KB: It’s really about preserving the moment in time so if the city continues to change, at least we won’t forget the history?
AG: Definitely. And I even have a lot of photos of these older cars in front of these newer places in Denver that are part of the gentrification. It just shows that juxtaposition between that old and the new.
KB: I wanted to ask about the news about Federal lately. You mentioned the violence. … You talked about it from the perspective of an outsider, how they might perceive things, but how is this being discussed internally for folks that spend a lot of time driving on Federal?
AG: People are disappointed. People are scared. A lot of the lowrider clubs are working to find a new spot to cruise on Sunday nights because when people go out to Grandpa’s Burgers on Sunday night, they don’t want to have their kids in danger. There’s been talks about moving it to different spots. … Because it’s so family-oriented, they’re sad to see it. A lot of us saw that it’s not the low riders and the families themselves that are part of the violence. It’s a different faction. There’s a lot of gang activity that’s kind of on the rise right now at Denver. I think with everything that’s going on with the pandemic and the rampant unemployment and a lot of uncertainty in the community, especially in Black and brown communities. Tensions are high, and it’s a scary time for a lot of them. We had people that didn’t come out on Sunday because they were scared of stuff possibly happening. So, internally, it’s a tumultuous time. But at the same time, a lot of them, they’re not being intimidated. They’re going to find ways and they’re going to adapt to what’s going on, because to them it’s a lifestyle. It’s a culture. It’s tradition that they’re passing down to their children, and they don’t want to see it die. Cruising for a long time, here in Denver specifically, was demonized in a way. So we have been able to see those traditions come back, especially in such a strong way where it’s sanctioned by the city and embraced by the city. It’s important for us, for them, not to be intimidated and for them to hold steadfast.
KB: Sounds like the fact that you’ve got sitting council members supporting and attending these events is a pretty big deal.

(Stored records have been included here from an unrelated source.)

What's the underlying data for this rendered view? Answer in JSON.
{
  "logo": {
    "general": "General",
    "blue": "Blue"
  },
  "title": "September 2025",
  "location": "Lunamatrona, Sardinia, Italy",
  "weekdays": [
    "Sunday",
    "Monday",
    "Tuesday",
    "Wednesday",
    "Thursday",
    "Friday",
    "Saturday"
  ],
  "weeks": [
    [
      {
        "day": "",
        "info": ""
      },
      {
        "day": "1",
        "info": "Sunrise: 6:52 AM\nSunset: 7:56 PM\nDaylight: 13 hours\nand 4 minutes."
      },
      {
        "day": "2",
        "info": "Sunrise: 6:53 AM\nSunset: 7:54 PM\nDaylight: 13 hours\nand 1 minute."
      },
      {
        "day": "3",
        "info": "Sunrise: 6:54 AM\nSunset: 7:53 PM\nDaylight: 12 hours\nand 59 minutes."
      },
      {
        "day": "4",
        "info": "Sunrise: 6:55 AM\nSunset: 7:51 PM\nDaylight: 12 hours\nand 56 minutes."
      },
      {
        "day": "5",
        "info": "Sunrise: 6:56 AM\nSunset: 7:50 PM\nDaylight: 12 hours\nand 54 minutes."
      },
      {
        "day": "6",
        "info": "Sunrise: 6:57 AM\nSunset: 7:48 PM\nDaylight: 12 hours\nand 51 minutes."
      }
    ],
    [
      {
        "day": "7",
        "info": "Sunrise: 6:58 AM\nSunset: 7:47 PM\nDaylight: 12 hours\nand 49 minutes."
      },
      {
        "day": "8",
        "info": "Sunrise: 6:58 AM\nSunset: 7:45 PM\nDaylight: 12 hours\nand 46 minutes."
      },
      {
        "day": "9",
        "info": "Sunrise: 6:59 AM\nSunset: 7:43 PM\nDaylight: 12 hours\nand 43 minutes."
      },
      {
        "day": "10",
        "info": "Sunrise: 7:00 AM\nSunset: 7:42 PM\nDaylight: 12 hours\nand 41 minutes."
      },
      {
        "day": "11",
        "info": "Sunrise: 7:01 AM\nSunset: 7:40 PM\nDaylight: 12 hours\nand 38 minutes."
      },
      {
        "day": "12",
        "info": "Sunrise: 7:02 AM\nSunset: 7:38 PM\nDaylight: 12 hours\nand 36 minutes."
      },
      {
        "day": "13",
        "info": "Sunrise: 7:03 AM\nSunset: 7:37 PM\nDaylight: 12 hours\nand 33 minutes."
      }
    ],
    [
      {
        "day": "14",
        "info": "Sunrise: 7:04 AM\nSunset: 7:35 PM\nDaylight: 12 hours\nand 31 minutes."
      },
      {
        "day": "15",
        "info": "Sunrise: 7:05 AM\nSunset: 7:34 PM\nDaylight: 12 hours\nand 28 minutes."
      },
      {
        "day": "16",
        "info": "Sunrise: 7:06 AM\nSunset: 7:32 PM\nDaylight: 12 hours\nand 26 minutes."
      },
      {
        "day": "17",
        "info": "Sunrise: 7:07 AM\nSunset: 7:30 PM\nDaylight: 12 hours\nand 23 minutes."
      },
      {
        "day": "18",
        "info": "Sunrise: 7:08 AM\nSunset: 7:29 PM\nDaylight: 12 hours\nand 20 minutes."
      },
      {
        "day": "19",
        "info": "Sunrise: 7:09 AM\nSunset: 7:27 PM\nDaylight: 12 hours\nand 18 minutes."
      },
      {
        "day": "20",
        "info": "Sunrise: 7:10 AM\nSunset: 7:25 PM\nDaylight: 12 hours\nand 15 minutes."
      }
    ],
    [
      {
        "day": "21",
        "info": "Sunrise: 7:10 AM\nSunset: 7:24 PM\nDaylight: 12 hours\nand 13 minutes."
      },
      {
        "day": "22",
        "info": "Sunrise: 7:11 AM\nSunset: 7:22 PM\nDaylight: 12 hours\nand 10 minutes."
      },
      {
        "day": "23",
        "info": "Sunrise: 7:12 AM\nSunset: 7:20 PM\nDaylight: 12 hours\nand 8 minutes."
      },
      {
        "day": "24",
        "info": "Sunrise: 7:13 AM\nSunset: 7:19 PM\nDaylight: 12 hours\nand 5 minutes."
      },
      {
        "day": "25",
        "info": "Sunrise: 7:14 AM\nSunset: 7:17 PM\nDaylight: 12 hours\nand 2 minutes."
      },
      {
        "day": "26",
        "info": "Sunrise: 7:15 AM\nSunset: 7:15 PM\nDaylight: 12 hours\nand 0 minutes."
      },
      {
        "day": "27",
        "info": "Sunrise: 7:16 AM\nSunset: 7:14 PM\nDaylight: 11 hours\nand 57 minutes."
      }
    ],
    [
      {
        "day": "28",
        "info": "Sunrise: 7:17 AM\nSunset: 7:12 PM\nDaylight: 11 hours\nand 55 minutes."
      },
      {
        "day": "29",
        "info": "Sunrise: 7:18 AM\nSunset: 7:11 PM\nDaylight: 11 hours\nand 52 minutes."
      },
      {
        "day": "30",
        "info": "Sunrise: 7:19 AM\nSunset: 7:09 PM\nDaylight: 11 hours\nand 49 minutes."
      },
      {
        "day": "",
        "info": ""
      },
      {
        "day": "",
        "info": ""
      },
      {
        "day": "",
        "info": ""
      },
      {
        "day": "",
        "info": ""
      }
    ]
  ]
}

AG: Absolutely. … It’s definitely something that’s being embraced and pushed by them. And it’s helping with these misconceptions about the culture, about these traditions. So it’s super-important, and we’re grateful to them. They’re sticking their necks out on the line, too. Not all politicians are perfect, and not all politicians are created equal. Even with Latina councilwomen, people still have their their beefs with them. Especially with everything going on on the social side of things here in this city and across the country. But when it comes to this lowriding stuff, we’re grateful that they’re representing what what these families and these clubs are all about.
You can follow Armando Geneyro’s work on Instagram.
This interview was edited for clarity.